Component data from apps and pages

□ □ □ □

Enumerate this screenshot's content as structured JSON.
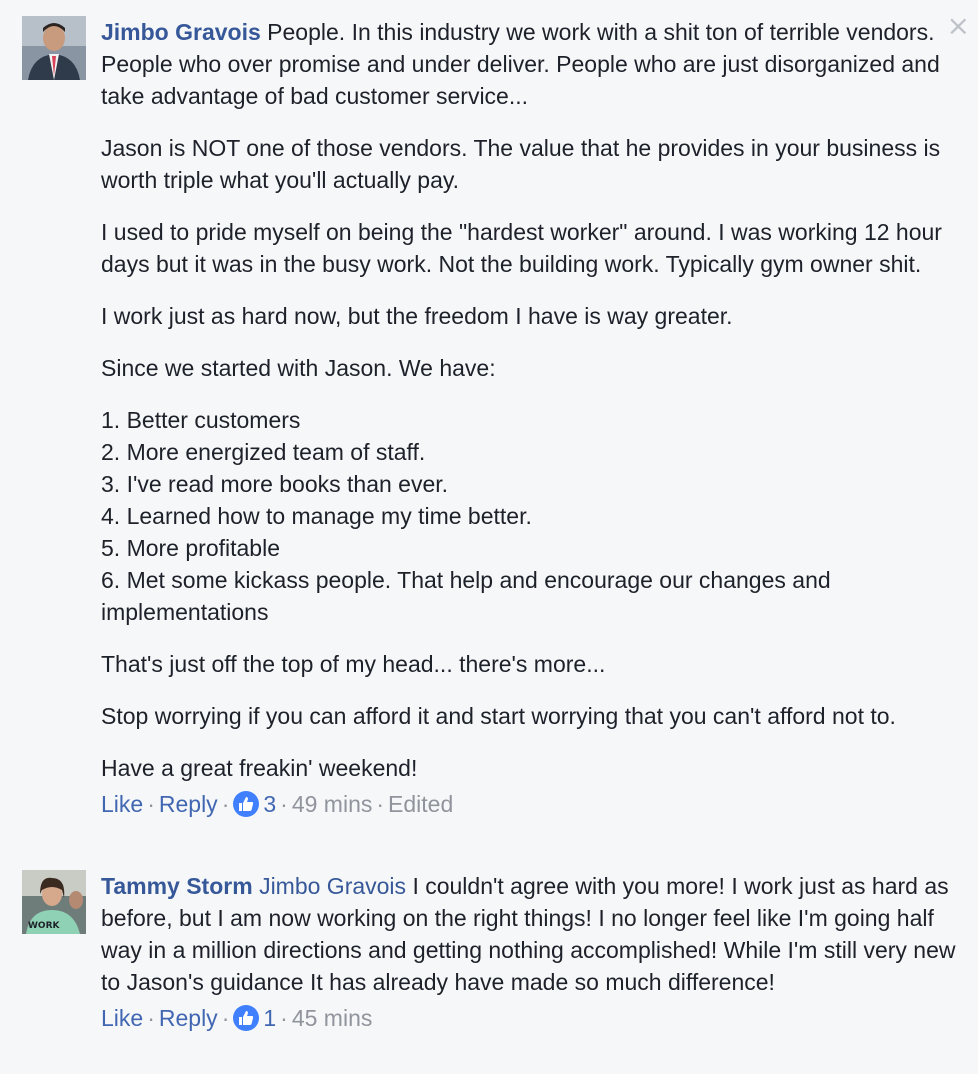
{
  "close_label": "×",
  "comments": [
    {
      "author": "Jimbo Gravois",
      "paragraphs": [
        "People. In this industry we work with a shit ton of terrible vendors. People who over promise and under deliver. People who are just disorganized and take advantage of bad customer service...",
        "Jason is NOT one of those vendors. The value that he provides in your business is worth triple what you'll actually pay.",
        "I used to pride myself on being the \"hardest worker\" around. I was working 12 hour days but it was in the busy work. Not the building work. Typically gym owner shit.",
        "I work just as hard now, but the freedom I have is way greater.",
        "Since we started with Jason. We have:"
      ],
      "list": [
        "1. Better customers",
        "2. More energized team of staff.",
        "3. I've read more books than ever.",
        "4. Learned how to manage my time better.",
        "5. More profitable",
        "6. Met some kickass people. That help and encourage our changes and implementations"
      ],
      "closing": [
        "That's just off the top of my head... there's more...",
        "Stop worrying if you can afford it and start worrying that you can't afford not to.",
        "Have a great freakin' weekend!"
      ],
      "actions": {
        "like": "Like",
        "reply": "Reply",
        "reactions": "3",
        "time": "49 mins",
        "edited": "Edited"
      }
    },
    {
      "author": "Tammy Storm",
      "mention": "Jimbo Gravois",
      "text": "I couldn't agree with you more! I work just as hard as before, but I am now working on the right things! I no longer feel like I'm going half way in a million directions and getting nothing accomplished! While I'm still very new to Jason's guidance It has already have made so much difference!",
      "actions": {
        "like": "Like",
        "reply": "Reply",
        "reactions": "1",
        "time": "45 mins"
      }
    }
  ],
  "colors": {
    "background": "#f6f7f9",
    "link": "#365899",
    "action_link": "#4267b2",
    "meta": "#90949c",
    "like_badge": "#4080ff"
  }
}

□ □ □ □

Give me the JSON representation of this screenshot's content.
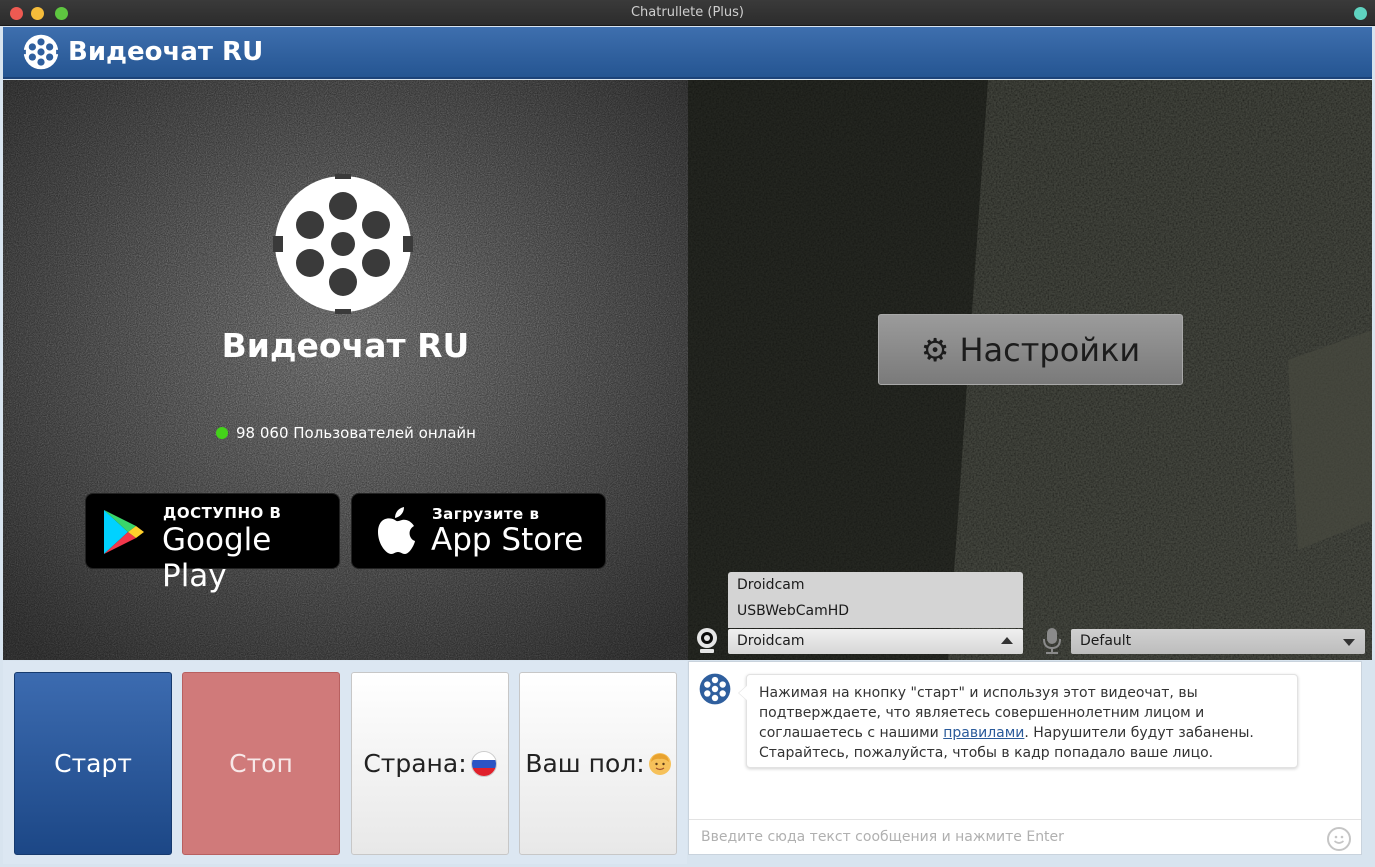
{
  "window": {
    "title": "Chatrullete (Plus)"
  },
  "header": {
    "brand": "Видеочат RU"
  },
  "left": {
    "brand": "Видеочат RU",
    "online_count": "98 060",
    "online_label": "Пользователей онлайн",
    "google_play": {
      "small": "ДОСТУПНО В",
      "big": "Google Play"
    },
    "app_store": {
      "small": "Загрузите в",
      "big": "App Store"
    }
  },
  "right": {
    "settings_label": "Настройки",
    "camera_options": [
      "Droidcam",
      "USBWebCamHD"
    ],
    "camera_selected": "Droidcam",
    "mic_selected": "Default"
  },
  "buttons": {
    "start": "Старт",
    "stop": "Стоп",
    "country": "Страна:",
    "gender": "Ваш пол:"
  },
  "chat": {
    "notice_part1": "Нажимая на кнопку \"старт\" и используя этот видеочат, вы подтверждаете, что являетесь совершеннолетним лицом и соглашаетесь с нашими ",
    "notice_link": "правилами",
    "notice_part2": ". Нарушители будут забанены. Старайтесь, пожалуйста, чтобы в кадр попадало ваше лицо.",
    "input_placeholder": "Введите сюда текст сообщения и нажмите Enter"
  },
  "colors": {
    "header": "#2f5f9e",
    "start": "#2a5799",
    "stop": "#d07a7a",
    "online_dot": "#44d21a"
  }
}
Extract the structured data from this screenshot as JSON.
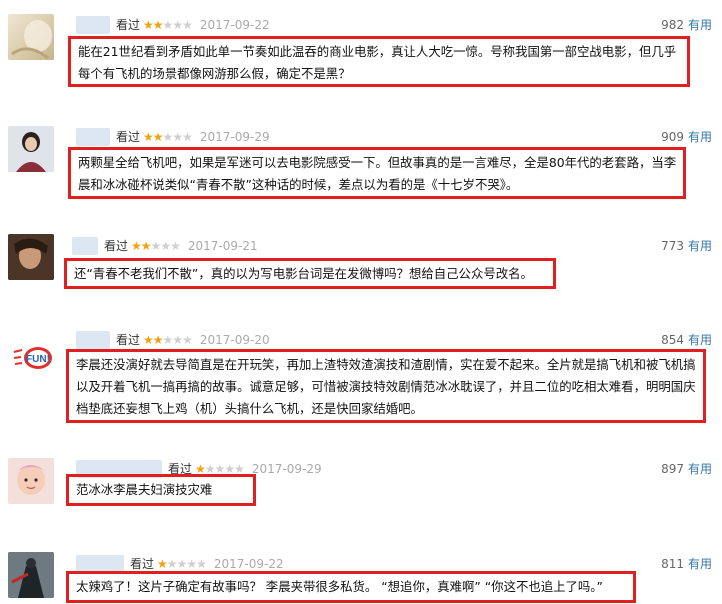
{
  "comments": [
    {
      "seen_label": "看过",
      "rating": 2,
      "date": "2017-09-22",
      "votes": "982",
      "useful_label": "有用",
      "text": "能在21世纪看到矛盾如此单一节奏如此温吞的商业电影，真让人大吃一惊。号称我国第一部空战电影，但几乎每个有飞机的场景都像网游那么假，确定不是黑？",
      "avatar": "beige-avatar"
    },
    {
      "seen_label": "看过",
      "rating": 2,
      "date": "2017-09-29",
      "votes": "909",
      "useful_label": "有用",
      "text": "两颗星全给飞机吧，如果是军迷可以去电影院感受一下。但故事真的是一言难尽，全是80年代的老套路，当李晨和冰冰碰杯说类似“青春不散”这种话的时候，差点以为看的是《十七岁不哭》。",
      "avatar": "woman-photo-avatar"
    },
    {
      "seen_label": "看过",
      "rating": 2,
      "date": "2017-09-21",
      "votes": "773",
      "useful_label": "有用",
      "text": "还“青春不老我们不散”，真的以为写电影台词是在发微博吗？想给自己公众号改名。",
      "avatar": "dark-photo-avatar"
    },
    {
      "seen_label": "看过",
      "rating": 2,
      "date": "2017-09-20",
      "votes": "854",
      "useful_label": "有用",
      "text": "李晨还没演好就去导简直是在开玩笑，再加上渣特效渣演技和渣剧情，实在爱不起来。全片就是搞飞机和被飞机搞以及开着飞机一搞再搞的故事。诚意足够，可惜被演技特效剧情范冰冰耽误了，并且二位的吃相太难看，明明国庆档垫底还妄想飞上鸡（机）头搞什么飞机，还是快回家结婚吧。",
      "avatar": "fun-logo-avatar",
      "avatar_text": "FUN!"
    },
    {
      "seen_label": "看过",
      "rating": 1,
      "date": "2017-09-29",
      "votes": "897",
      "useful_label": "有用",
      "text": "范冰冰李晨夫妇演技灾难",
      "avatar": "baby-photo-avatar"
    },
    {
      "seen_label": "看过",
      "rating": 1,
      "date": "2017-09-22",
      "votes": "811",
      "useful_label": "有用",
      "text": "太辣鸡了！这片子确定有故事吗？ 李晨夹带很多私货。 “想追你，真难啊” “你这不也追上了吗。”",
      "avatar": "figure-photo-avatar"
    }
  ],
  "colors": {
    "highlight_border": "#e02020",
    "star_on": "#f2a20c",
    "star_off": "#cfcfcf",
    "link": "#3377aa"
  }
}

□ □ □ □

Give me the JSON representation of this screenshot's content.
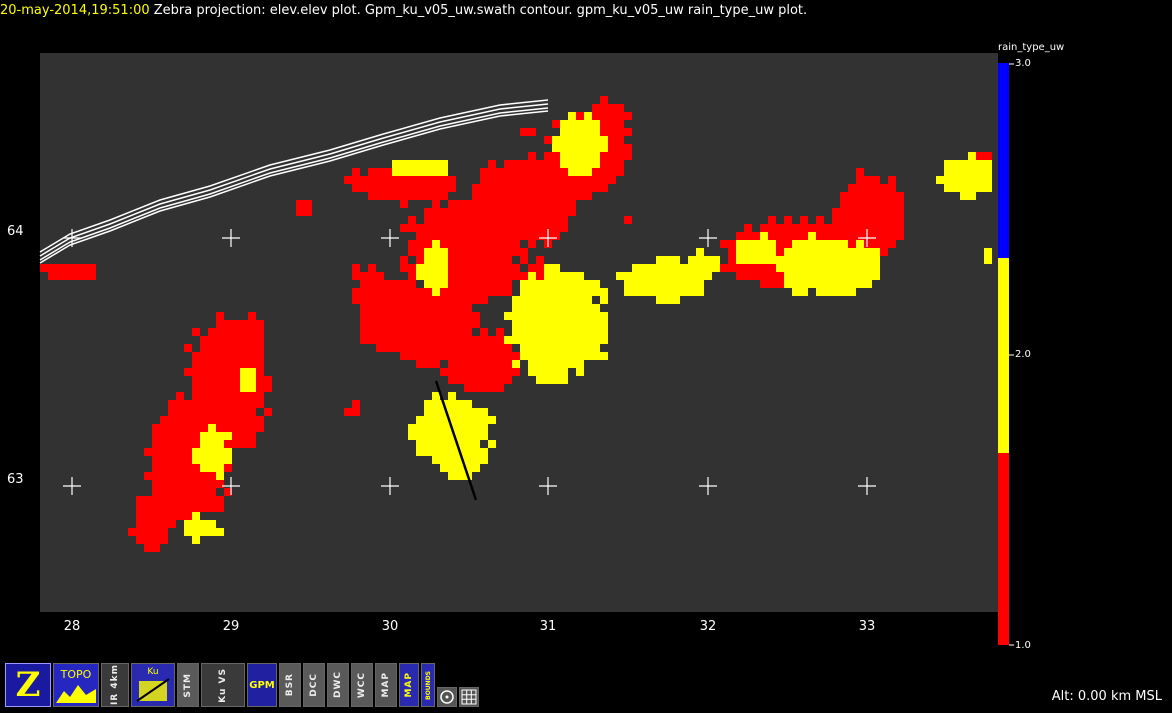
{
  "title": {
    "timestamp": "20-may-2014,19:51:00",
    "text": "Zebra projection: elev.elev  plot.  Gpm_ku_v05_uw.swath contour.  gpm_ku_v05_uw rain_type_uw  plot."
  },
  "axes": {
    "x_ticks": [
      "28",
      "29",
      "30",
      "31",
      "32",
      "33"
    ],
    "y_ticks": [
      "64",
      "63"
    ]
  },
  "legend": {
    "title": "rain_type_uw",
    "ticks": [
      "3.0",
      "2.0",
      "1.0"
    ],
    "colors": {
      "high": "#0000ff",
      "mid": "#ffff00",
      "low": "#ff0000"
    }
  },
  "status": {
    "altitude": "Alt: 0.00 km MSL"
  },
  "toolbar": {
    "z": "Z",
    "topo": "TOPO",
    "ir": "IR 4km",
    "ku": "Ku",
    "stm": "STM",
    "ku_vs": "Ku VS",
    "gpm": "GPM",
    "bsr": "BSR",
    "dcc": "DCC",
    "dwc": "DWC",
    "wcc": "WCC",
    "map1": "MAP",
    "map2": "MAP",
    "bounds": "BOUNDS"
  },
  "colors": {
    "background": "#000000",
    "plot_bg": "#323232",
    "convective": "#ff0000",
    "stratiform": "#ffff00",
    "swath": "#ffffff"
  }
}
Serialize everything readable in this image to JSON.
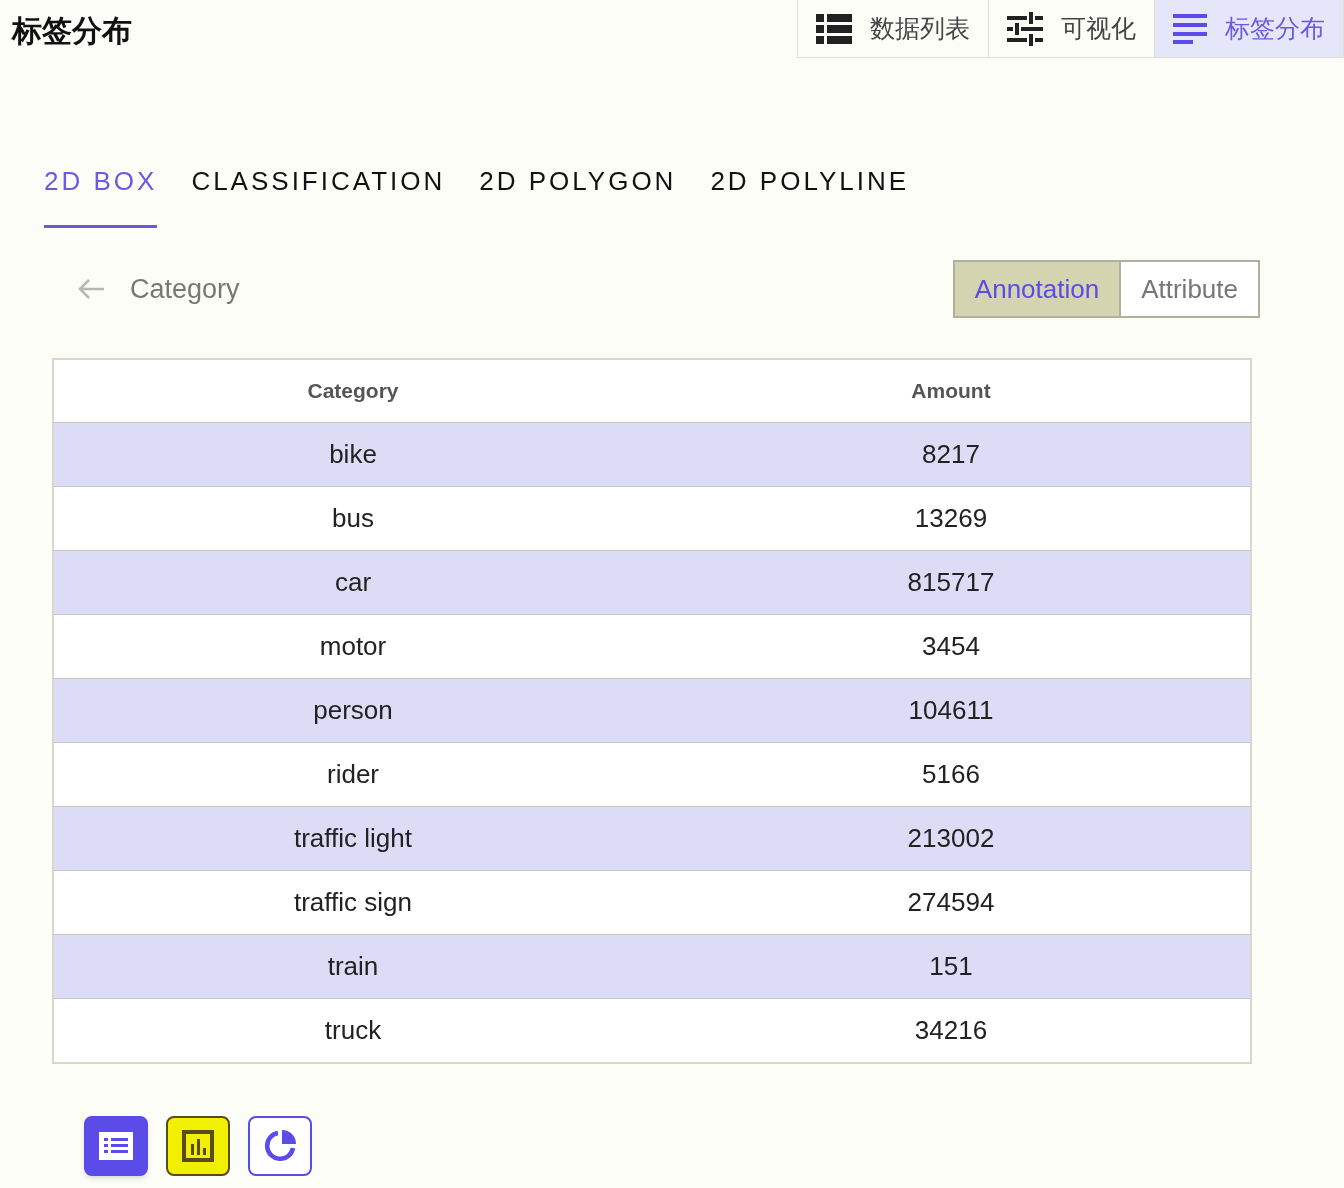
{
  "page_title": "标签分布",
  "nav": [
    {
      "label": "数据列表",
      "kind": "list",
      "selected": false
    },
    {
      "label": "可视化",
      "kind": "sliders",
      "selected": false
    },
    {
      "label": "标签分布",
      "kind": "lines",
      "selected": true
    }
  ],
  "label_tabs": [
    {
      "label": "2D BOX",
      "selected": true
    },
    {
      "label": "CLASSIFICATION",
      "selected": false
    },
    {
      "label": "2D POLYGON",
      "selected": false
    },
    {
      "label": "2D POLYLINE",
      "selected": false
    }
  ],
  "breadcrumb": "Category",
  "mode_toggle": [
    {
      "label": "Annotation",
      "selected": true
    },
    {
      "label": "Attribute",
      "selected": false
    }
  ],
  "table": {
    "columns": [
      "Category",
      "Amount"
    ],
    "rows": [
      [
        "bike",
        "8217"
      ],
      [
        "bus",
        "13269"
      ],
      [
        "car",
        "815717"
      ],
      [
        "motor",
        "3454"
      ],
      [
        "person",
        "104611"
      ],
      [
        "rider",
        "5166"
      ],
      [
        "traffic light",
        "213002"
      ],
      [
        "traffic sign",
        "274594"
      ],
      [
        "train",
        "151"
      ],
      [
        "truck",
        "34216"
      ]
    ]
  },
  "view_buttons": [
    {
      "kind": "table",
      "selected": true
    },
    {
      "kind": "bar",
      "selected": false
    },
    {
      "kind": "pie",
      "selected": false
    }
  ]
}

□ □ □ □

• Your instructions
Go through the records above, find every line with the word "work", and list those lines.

• Output of the exercise
        "People. In this industry we work with a shit ton of terrible vendors. People who over promise and under deliver. People who are just disorganized and take advantage of bad customer service...",
        "I used to pride myself on being the \"hardest worker\" around. I was working 12 hour days but it was in the busy work. Not the building work. Typically gym owner shit.",
        "I work just as hard now, but the freedom I have is way greater.",
      "text": "I couldn't agree with you more! I work just as hard as before, but I am now working on the right things! I no longer feel like I'm going half way in a million directions and getting nothing accomplished! While I'm still very new to Jason's guidance It has already have made so much difference!",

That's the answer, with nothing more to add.